She was a fellow of the American Academy of Nursing and a former President of the American Organization of Nurse Executives. She was a member of the Board of Trustees of the American Hospital Association from 1991-1994. In addition, she was a trustee for her alma mater, St. Anselm College, and was the first nurse to be a member of the Harvard Medical School's Admissions Committee.
Widely recognized for her contributions to nursing, Clifford received numerous awards. Most recently, she was awarded the Living Legend in Massachusetts Nursing by the Massachusetts Association of Registered Nurses in 2007, named a "Living Legend" by the American Academy of Nursing in 2005. She was a member of the charter class of the Johnson and Johnson-Wharton Fellows Program in Management for nurses; served as a Commissioner on the National Commission on Nursing in 1988; and, in 1995, was a member of the committee on the Adequacy of Nurse Staffing of the Institute of Medicine. She has served on the Robert Wood Johnson (RWJ)-sponsored council on Economic Impact of Health System Change and was a member of the National Advisory Committee of the RWJ Executive Nurse Fellows Program.
Clifford is regularly described as the architect of nursing's professional practice model - a model that has been recognized nationally and internationally in hospital and in out-patient/community services.
This practice model has been studied and emulated by nurses and health administrators around the world including: Australia, New Zealand, Israel, England, Scotland, Germany, Netherlands, Kenya, Thailand, China, Saudi Arabia, Japan, and all of the Scandinavian countries.
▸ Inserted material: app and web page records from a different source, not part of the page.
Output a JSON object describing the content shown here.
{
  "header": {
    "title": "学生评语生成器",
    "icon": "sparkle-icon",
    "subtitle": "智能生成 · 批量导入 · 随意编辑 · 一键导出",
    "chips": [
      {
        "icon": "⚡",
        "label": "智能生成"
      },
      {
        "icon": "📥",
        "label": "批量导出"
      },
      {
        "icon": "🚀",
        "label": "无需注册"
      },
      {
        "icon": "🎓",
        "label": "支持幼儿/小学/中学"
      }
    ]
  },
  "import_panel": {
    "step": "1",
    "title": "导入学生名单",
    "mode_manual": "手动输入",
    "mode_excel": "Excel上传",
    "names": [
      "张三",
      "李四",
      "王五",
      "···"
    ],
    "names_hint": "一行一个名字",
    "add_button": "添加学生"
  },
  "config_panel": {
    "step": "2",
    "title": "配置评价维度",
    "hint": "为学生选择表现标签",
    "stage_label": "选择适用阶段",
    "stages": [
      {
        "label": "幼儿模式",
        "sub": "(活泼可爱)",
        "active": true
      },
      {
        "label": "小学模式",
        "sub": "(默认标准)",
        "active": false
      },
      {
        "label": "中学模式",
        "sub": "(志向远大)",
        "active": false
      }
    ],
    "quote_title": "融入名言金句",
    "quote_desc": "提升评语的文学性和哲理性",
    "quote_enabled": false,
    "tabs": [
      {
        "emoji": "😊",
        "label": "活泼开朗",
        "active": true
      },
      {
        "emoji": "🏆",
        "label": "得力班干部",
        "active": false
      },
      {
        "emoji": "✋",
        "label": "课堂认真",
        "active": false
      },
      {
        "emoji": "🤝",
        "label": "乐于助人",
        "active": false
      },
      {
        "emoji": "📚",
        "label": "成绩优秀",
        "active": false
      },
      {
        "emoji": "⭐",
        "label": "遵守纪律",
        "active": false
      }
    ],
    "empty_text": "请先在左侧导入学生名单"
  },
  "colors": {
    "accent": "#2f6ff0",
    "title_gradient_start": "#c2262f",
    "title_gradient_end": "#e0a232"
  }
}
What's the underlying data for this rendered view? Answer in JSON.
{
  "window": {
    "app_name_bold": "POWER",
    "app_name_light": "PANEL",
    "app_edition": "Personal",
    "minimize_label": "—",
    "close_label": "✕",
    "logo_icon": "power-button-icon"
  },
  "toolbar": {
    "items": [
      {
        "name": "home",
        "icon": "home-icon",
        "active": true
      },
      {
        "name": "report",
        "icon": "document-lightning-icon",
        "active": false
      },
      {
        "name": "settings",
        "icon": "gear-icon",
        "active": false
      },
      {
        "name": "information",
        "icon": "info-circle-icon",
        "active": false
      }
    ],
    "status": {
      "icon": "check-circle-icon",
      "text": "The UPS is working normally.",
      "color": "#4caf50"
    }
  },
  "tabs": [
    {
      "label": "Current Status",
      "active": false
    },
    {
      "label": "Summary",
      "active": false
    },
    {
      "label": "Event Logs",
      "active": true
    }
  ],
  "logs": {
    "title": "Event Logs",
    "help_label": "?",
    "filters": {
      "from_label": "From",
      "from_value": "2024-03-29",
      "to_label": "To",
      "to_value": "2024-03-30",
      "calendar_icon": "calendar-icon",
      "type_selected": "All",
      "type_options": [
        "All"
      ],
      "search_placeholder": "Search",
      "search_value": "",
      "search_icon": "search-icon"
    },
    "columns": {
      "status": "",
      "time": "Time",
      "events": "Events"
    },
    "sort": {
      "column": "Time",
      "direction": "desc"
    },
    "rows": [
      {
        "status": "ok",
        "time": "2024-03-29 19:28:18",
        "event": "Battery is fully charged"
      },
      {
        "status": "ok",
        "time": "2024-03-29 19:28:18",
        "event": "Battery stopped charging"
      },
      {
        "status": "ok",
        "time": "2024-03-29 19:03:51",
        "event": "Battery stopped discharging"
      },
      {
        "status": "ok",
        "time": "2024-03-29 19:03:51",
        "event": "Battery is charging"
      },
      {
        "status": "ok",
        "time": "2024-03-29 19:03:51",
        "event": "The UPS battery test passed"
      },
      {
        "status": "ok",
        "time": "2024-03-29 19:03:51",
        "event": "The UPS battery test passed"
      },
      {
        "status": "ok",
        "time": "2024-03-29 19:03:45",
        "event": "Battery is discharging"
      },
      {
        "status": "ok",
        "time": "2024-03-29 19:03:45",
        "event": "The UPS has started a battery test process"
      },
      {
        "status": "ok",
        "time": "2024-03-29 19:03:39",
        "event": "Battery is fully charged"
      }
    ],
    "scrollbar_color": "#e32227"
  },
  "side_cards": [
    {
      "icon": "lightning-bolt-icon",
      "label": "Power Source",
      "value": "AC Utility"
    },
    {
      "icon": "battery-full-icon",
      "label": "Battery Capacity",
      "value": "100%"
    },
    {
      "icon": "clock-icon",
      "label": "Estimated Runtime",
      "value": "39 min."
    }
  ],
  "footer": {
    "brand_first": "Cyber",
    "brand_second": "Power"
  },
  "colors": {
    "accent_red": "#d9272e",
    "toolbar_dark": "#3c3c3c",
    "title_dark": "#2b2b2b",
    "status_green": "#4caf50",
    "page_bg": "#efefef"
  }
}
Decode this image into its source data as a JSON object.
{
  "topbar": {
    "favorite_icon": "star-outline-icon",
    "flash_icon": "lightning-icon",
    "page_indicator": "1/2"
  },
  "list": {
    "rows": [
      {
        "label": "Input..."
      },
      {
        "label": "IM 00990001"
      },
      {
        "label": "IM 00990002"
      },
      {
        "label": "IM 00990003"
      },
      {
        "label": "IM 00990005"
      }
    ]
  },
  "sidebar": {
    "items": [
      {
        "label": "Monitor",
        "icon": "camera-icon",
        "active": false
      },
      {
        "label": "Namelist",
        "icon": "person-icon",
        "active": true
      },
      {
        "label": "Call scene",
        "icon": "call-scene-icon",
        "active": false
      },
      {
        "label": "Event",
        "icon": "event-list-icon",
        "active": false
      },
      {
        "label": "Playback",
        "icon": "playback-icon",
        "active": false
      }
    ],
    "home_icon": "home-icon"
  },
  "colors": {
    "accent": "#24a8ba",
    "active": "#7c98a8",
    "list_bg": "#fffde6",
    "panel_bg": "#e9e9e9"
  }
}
Her leadership has been was also recognized with the Award of Honor of the American Hospital Association (1990), the National Nurse Executive Leadership Award of the American Organization of Nurse Executives (1996), three honorary degrees, the Lifetime Achievement Award of the American Organization of Nurse Executives (2003), and the AACN-Marguerite Rodgers Kinney Award for a Distinguished Career of the American Association of Critical-Care Nurses (2004).
She held leadership positions on many boards and special programs, including the American Journal of Nursing Publishing Company (board chair), the American Hospital Association, the Institute of Medicine's Committee on the Adequacy of Nurse Staffing, The Council on the Economic Impact of Health Care Reform, Strengthening Hospital Nursing Program (RWJ/Pew), and The RWJ Executive Nurse Fellowship Program. Her book
Restructuring: The Impact of Hospital Organization on Nursing Leadership was frequently cited in the 2004 IOM report on patient safety. She was co-editor with Kathy J. Horvath, PhD, RN, of the book
Advancing Professional Nursing Practice: Innovations at Boston's Beth Israel Hospital.
Clifford's past nursing experiences include multiple nursing positions in service and education and both active and reserve duty in the U.S. Air Force Nurse Corps where she achieved the rank of major.
Funeral services are being arranged by Gormley Funeral Service in West Roxbury where a wake will be held Thursday, Oct. 27, from 3 to 8 p.m. The funeral mass will be held at St. Theresa's in West Roxbury at 10 a.m. on Friday, Oct. 28, followed by burial at the Massachusetts National Cemetery in Bourne.
BIDMC flags will be lowered to half-staff in Joyce's honor on Monday and Tuesday, Oct. 24-25.
Materials from the Ruth and David Freiman Archives at Beth Israel Deaconess Medical Center were used in preparing this message.